Exhibition and Design Prototyping at the Asian Art Museum
The Asian Art Museum seeks to provide an even deeper and more enjoyable visitor experience through prototyping exhibition elements and inviting visitor feedback as part of our exhibition interpretation planning and design process.
Prototyping is a low risk way of experimenting with new design or interpretive elements to make sure they will work and achieve their intended outcomes. The process will help us develop exhibition content and designs based on visitor feedback that include community voices.
Prototyping is innovative within the art museum world. Due to the high polish and perfection sought in traditional art museums and compressed exhibition timelines, low fidelity mock ups are rarely employed in public galleries.

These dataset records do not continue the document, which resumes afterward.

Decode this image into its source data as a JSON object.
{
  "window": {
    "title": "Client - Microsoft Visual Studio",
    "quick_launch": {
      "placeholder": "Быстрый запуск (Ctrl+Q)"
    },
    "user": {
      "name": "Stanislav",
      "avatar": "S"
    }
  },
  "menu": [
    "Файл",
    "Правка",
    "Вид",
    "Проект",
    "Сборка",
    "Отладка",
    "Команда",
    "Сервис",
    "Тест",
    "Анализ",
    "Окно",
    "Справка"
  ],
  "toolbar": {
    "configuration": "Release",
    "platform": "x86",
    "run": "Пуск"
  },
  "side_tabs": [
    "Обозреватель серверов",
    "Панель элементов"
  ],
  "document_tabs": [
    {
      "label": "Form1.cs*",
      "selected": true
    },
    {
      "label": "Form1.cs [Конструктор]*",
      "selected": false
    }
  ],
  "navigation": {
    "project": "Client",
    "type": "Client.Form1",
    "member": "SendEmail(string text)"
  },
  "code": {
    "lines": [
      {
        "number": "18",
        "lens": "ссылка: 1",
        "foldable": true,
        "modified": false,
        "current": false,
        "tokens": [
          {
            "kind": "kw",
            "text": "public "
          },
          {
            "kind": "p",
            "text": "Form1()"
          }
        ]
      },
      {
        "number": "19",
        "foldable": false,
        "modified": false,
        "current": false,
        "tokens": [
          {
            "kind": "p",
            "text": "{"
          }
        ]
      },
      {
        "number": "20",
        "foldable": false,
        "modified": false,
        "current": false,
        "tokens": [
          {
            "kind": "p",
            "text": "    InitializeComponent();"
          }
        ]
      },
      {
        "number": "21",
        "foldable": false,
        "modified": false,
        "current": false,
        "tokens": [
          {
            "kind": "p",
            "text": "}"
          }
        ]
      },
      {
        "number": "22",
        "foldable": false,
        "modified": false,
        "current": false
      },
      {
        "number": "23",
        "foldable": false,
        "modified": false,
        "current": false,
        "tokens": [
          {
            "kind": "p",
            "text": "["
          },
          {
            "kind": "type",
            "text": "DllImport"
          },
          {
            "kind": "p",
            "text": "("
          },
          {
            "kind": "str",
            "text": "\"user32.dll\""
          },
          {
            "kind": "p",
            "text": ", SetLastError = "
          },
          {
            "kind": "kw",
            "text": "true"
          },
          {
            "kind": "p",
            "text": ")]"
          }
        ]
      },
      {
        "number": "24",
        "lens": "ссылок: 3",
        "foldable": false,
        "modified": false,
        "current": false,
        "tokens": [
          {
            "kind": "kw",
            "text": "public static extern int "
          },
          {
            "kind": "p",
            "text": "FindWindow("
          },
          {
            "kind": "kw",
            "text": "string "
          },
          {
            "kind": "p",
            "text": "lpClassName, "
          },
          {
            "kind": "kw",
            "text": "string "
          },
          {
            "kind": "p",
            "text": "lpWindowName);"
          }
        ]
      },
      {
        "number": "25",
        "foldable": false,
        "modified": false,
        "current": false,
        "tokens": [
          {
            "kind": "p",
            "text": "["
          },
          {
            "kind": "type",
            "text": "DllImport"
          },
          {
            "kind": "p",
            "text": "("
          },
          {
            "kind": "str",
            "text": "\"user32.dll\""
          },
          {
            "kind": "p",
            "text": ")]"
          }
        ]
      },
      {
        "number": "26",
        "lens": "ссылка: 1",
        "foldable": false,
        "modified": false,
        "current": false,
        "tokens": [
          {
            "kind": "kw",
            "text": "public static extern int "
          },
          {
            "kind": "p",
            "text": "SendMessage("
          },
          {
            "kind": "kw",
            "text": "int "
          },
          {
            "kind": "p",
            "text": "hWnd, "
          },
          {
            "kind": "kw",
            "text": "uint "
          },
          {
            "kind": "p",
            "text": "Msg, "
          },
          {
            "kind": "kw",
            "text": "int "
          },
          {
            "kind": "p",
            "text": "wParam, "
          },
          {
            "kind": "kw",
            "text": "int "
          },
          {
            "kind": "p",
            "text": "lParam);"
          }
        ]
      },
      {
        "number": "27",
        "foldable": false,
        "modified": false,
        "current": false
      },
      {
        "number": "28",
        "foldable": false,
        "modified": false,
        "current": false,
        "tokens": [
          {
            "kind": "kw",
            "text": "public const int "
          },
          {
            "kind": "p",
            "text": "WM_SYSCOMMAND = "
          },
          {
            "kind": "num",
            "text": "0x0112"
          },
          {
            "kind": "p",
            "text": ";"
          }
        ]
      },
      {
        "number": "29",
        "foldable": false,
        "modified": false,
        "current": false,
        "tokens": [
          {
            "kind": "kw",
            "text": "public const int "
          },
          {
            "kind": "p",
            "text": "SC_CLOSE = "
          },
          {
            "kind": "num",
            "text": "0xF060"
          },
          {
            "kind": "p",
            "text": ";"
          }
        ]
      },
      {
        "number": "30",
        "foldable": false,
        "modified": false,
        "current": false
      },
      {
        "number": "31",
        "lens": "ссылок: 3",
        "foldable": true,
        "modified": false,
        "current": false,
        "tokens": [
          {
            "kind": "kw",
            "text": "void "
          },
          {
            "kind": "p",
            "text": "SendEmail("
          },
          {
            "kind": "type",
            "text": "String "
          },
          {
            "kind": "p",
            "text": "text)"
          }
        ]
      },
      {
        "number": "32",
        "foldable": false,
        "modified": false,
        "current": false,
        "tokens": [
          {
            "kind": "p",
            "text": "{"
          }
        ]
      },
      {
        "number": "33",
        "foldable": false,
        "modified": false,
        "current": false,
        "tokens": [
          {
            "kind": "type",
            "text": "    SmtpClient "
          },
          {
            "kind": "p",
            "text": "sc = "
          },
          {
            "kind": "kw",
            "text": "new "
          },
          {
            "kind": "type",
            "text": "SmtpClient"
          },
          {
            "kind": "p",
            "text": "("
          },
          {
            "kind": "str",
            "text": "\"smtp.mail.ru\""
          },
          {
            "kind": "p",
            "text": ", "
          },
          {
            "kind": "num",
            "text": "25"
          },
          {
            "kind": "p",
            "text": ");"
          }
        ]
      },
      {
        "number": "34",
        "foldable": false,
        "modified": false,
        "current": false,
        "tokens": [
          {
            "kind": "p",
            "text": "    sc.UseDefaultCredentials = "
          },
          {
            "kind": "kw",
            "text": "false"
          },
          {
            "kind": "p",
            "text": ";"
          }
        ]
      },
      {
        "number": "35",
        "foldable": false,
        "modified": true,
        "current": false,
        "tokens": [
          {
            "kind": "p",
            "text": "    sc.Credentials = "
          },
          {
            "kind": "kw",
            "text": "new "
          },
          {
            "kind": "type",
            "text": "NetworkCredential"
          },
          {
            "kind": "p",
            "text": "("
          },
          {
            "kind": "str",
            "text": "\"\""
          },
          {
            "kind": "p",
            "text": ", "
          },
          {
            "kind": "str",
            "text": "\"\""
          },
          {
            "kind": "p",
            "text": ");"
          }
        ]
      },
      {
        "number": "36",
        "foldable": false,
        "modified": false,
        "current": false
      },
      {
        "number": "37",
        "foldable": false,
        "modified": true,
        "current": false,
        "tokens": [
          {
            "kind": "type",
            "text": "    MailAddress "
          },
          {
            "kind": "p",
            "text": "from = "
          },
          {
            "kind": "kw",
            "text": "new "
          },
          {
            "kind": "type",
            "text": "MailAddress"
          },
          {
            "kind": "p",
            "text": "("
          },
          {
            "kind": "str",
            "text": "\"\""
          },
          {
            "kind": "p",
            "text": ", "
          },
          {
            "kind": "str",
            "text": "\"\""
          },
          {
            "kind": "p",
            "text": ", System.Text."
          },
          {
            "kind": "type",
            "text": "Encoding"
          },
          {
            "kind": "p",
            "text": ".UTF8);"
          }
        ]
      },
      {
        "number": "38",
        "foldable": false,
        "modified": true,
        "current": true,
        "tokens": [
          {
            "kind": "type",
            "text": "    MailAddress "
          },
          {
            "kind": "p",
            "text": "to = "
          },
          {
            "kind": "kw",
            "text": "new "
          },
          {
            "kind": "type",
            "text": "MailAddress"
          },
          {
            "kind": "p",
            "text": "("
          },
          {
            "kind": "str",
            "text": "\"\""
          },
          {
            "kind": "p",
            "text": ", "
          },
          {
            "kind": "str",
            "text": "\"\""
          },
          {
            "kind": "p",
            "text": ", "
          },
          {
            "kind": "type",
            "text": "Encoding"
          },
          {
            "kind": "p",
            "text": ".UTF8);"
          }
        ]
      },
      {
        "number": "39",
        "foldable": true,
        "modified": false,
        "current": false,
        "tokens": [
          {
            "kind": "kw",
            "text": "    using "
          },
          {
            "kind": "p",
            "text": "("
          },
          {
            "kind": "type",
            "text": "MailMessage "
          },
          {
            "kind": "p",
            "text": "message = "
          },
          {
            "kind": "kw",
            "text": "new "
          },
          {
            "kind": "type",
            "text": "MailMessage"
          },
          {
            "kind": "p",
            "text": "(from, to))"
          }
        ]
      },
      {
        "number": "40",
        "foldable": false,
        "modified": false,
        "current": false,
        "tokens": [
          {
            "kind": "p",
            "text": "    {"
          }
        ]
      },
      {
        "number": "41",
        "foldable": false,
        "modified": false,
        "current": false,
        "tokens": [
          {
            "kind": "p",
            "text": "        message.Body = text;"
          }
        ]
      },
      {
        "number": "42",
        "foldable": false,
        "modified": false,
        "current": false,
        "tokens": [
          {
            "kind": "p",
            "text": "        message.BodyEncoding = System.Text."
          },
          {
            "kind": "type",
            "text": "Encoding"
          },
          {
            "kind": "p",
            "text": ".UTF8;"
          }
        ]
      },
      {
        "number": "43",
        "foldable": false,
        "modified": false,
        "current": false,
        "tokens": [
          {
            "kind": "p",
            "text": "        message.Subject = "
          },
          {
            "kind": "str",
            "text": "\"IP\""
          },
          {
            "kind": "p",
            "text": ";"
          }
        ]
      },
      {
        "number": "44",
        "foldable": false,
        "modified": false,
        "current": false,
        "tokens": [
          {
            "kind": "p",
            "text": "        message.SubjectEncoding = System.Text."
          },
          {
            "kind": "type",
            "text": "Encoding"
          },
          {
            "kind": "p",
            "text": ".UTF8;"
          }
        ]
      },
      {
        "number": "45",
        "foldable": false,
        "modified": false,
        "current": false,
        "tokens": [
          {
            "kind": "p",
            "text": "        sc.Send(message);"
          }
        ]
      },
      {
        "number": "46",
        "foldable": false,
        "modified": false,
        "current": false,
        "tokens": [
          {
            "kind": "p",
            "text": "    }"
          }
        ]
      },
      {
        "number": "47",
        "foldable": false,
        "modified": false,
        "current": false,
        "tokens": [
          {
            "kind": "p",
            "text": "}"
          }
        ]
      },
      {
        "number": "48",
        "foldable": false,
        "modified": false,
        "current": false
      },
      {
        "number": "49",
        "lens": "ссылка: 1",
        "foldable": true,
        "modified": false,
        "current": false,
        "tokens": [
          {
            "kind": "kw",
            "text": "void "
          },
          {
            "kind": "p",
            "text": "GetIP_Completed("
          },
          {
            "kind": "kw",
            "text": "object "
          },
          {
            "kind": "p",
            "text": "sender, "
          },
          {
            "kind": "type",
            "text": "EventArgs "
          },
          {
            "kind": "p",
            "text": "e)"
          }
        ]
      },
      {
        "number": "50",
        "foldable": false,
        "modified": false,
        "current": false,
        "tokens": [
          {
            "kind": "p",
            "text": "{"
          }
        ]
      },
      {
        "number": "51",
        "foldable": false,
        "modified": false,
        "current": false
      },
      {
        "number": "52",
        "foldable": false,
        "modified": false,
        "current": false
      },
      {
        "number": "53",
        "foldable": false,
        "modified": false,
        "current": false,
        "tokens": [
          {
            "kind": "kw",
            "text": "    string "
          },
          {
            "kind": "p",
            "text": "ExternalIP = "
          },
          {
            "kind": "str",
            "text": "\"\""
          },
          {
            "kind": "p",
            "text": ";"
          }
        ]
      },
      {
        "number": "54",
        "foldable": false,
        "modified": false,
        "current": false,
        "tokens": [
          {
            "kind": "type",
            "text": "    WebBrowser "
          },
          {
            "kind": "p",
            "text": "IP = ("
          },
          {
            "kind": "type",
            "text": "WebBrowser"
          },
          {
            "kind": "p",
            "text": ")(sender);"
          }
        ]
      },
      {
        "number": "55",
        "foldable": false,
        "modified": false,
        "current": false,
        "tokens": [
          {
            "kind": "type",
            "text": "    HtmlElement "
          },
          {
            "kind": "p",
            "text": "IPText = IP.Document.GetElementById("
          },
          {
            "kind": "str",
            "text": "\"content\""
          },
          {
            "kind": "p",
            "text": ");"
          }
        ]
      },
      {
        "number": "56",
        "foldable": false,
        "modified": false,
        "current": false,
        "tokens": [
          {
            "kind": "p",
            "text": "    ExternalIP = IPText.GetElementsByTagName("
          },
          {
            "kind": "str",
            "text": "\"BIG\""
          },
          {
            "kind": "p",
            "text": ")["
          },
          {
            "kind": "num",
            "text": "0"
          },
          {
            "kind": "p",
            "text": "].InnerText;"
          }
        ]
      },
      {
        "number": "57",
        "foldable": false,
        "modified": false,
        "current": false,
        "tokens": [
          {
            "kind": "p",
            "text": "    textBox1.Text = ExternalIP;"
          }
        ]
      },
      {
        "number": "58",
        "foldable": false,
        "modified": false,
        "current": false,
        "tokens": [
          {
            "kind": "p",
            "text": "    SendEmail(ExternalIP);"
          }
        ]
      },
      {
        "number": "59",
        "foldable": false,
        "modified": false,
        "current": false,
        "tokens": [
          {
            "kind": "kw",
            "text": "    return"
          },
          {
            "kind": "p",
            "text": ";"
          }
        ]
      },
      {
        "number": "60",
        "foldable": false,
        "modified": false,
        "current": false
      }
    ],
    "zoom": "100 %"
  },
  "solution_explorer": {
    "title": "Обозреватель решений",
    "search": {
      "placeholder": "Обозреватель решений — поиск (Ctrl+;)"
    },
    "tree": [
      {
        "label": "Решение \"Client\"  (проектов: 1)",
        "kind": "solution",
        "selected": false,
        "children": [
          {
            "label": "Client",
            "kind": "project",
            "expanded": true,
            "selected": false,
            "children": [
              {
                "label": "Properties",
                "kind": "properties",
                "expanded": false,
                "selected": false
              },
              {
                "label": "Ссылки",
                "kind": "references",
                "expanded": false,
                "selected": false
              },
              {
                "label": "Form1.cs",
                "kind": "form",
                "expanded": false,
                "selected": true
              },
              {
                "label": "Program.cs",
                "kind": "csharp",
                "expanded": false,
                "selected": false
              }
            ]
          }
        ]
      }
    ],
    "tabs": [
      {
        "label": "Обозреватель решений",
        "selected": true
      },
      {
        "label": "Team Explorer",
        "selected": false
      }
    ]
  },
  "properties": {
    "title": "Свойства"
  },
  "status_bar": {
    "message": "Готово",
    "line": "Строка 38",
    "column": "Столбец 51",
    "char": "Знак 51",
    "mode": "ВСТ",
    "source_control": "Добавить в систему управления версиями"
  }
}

Last summer, we mocked up an interactive element to coincide with the Gorgeous special exhibition. The activity invited visitors to make their own meanings about the artworks through a “curate-your-own-exhibition” activity. Based on our observations of visitors and other staff using the mock up, we simplified the language of the invitation and made it more open-ended.
In another instance, staff spent a morning in three different galleries to brainstorm new ways of interpreting the artworks there. Using post-it notes, butcher paper, tablet computers, and photo print-outs we mocked up some ideas. That afternoon, we talked with visitors to get their feedback on the concepts in order to test our own assumptions and see if our ideas resonated with visitors. Some of these ideas may be used in future changes to our gallery spaces.
Thanks to funds from the Institute of Museum and Library Services (IMLS) and the Mellon Foundation, the staff members at the Asian Art Museum are reaching out to colleagues at other museums across the country that have implemented prototyping to customize a process that will work in our context and provide room for growth and new ideas.
Deborah Clearwaters is Director of Education and Interpretation at the Asian Art Museum of San Francisco, where she oversees the department responsible for creating educational experiences and public programs connecting diverse audiences to Asian art and ideas, past and present.